By: Nancy Barnett
Based in Vancouver, Carol is the co-creator of the Women in the Director’s Chair program (WIDC), presented by the Creative Women Workshops Association (CWWA). Through the organization’s support and Whiteman’s mentorship, the careers of hundreds of female directors have been advanced.
Why is mentorship so important to you?
My path of advocacy and mentorship is about being aware, of letting voices be heard that aren’t being recognized or haven’t been recognized traditionally.
Who are your favourite directors in Canada?
There are lots of wonderful directors. Certainly, there are 160 of them that I love and admire because they’ve gone through our program and we’ve been right behind them in their careers. Then there are the women directors who have mentored like Anne Wheeler, Norma Bailey, Stacey Curtis and Léa Pool. We have a wonderfully rich pool of female directors in Canada that I think are highly undervalued. There are only a handful of women directors in Canada that are consistently working but I think they’re an eclectic bunch and I love that about them.

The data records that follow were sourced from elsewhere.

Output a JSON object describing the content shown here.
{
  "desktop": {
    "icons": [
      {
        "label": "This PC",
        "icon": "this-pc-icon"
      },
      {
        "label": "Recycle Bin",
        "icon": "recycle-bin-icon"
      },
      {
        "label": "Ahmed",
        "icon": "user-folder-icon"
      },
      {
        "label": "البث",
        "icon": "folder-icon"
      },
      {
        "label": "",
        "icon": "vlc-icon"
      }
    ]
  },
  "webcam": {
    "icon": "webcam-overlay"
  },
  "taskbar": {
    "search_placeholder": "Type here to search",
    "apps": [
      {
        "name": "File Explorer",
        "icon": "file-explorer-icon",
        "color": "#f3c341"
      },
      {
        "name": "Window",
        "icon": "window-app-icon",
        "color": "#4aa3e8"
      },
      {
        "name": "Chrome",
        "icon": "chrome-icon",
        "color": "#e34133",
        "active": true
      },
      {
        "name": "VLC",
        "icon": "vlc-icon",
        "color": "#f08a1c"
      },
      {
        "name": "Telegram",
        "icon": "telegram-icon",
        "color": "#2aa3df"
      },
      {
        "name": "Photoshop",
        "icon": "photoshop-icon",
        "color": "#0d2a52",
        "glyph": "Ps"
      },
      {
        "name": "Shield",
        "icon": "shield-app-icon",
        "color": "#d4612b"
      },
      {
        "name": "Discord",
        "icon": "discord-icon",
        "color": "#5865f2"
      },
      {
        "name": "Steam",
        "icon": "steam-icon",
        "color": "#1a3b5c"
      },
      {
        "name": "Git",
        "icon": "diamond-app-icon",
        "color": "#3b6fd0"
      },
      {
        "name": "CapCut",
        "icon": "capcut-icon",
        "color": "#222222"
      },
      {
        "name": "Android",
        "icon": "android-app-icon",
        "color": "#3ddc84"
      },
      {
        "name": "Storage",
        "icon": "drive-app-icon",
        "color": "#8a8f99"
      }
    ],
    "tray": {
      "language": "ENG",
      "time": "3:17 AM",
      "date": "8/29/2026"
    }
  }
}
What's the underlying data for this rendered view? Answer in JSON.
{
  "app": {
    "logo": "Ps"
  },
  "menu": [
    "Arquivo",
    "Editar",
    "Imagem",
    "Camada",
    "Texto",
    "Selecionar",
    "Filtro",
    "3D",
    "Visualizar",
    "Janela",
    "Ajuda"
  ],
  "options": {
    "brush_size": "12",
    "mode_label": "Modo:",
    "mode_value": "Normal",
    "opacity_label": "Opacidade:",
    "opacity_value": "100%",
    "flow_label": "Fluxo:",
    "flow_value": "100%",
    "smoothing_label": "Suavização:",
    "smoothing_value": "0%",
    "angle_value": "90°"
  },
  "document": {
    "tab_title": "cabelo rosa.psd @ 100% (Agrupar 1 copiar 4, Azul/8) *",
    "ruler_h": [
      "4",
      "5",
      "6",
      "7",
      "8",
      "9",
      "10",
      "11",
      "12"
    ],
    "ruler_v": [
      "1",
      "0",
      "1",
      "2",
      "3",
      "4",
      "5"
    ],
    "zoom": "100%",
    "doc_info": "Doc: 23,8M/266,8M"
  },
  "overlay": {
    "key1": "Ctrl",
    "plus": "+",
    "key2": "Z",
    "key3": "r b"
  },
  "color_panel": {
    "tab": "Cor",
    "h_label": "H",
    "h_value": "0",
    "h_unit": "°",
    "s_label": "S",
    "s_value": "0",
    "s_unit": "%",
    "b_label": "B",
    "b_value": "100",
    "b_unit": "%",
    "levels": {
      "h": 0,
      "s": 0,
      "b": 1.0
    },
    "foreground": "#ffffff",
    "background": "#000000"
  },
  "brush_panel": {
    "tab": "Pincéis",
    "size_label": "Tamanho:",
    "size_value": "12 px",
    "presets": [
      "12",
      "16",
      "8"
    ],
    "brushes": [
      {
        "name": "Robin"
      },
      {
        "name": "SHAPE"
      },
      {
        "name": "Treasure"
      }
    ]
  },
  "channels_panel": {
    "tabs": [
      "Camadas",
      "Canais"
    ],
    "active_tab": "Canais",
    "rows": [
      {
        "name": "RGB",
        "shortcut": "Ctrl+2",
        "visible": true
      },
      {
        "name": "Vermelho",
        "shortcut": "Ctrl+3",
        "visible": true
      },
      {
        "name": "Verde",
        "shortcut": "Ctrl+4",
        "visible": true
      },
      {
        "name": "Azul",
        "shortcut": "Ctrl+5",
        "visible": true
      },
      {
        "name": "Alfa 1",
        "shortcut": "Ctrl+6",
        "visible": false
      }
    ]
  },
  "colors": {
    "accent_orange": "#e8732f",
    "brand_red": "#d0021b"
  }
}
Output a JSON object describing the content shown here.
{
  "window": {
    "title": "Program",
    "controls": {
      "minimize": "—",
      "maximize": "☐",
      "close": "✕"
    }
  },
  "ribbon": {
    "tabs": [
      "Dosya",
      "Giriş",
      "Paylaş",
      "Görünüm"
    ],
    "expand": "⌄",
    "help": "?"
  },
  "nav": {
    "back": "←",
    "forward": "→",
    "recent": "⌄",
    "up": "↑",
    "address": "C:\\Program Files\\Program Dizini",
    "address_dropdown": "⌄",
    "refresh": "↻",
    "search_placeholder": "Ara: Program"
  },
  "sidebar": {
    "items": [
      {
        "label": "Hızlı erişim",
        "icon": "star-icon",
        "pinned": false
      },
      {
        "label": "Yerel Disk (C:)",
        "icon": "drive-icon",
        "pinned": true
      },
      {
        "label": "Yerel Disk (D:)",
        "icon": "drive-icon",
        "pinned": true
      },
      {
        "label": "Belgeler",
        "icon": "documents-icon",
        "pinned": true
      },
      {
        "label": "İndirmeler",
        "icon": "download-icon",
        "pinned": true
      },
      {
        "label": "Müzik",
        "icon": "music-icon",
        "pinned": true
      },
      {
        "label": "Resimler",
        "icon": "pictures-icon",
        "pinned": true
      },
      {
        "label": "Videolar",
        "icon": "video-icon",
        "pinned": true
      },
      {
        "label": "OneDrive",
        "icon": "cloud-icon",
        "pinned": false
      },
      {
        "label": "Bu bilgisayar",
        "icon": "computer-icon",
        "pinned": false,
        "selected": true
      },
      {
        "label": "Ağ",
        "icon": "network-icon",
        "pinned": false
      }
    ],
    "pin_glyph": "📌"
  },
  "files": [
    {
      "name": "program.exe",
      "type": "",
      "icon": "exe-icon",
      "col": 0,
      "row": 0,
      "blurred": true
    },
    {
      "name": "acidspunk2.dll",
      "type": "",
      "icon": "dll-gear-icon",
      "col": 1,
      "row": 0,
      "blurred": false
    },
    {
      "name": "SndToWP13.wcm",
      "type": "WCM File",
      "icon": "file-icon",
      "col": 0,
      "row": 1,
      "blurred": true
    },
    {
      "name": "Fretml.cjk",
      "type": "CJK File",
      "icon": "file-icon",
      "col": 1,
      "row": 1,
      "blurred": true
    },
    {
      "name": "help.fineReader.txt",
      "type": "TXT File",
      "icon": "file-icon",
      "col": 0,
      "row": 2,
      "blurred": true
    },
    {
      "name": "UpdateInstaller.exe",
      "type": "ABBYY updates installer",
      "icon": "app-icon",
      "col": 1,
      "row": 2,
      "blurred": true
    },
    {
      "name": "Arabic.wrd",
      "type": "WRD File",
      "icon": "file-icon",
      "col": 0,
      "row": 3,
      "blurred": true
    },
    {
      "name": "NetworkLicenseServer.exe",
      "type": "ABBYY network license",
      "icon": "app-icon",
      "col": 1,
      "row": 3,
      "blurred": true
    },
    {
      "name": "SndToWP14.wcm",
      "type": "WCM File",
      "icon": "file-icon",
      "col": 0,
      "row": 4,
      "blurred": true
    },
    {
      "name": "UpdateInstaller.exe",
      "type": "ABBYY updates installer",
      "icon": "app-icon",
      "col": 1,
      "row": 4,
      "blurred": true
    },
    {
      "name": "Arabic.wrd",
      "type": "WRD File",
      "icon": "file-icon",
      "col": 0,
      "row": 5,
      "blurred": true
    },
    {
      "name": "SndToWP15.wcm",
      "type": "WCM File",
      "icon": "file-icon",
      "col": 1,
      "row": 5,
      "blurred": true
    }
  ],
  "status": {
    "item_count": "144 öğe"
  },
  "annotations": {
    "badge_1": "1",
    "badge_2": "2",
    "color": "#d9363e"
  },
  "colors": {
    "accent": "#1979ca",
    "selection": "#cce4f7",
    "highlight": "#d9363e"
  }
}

What advice would you give to wannabe TV writers and producers trying to find their first job?
This industry is really based on sincere relationships. We’re all inundated with requests for support and help. It’s from the sincere individual who is really ready to work hard on their career path that inspires people to take notice and to offer assistance. To make a long story short, take responsibility for the work that you have to do to develop the contacts and relationships that you need in this industry.
Do you think Kathryn Bigelow’s Oscar win for best director made an impact on the industry? Do you think there is more opportunity for females in a directorial role now?
I have a definite opinion on that. I think it made an impact for sure but I don’t think it made an impact in the way that we expect it might have. When a woman achieves something like this, a milestone, the Oscar for feature films, there is a tendency for a “resting on the laurels” type of attitude to take hold. In the subsequent years, there were no women nominated for that directorial accolade. There’s a tendency to have a backlash or a pendulum swing in the opposite direction and I wouldn’t be surprised if it was a couple of years before another woman gets nominated for an Oscar. It would be delightful if the pendulum went into the middle and it would be a mixed bag from year to year but historically, I haven’t seen things play themselves out that way. It’s great that she won but I predict that the pendulum will be on the other side for some time now. People will say a woman has won already so we don’t have to worry about that now.